However, Raut, an eyewitness to the evolution of Sena and BJP politics, added: “While the Sena may have overshadowed the BJP within Mumbai with its political dominance in the BMC, there can be no justification to its questioning the BJP’s relationship with Mumbai.”
Raut, who was present at the first BJP conclave at Bandra Reclamation three decades ago, recalls, “Atal Bihari Vajpayee made a sterling speech with his prediction — ‘Andhera Chhatega, Suraj Niklega, Kamal Khilega (The darkness will pave way for a new dawn and the lotus will bloom).’ Moreover, the RSS had its shakhas at Shivaji Park, Girgaum and Worli even before the birth of the Shiv Sena. The then Jana Sangha, which was later merged into the BJP, too had been active in Mumbai.”
At the first BJP poll rally in Mumbai last week, Fadnavis had recalled Vajpayee’s poetic slogan to boost the morale of his partyworkers at the NSC grounds at Goregaon. The party has also invoked Chhatrapati Shivaji, the symbol of Marathi pride, often. While the Sena has claimed this is an attempt to hijack their icon, a senior leader in the BJP claimed: “Right at the foundation of the party, we had said we draw inspiration from the life and struggle of Chhatrapati Shivaji Maharaj.” Fadnavis has gone a step ahead to tick off the Sena: “Chhatrapati Shivaji never tolerated extortion or corruption.”
A poll strategist in the BJP said, “Our party never severed connect with our birth place. When we completed 25 years, the late Pramod Mahajan held a conclave at the same Bandra Reclamation grounds.”
However, a party insider admitted, “The Sena’s hold in the BMC, coupled with its politics of aggression centred around the Marathi manoos agenda, has given it a different connect with Mumbai.”
As the elections come closer, a desperate Sena is reverting to its tried-and-trusted agenda of Mumbai asmita (Mumbai’s Pride), centred around the sons of the soil. Afraid that the BJP is making inroads into its stronghold —Maharashtrian-dominated seats — the Sena is reworking its strategy. Whether it is giving more jobs to the sons of the soil in railways or representation in private sector, the old issues are being raked.

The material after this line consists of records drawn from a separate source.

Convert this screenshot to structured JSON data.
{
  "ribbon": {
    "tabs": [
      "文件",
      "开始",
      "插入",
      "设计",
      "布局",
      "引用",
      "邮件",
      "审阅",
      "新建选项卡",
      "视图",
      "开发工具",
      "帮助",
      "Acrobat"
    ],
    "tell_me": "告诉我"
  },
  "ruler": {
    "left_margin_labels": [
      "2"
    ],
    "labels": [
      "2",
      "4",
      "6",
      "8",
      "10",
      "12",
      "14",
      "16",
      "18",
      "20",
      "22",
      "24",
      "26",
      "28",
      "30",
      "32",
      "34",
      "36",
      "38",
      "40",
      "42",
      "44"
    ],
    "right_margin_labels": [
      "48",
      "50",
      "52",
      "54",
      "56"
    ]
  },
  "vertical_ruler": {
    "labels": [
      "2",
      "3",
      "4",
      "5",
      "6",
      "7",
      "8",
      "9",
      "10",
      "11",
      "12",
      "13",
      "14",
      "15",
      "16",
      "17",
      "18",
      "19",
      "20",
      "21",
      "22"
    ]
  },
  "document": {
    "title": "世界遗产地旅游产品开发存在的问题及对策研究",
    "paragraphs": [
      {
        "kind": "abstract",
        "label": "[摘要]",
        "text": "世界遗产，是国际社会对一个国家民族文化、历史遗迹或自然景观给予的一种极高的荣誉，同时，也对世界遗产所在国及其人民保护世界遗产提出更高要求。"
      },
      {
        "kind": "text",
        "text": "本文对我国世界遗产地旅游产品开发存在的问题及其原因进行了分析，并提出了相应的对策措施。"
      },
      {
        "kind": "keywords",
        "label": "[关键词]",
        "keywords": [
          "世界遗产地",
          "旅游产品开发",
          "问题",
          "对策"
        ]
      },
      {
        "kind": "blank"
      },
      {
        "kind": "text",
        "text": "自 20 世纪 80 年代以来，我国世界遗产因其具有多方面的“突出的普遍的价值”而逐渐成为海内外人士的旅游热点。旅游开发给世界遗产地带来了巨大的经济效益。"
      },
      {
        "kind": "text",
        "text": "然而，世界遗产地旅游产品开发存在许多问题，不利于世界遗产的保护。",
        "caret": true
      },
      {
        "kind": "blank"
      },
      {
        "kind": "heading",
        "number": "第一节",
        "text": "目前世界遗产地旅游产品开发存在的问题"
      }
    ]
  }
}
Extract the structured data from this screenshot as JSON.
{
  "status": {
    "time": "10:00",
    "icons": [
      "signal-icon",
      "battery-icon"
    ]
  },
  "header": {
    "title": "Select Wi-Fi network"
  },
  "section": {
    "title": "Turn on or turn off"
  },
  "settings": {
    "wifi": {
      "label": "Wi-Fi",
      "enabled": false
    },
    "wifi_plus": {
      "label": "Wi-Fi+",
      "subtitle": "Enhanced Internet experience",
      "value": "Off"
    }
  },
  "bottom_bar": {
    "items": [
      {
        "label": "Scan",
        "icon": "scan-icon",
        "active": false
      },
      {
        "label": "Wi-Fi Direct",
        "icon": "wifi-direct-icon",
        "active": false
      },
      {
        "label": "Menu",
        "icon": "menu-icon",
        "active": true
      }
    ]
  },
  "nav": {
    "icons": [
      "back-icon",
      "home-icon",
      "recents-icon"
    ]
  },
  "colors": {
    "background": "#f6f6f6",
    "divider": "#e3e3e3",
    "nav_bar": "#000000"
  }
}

The BJP, so far, has stuck to its development agenda of “transformation of Mumbai through inclusive and holistic development”. As the former allies turn bitter competitors, along with the BMC, more seems to be at stake: the Mumbai legacy.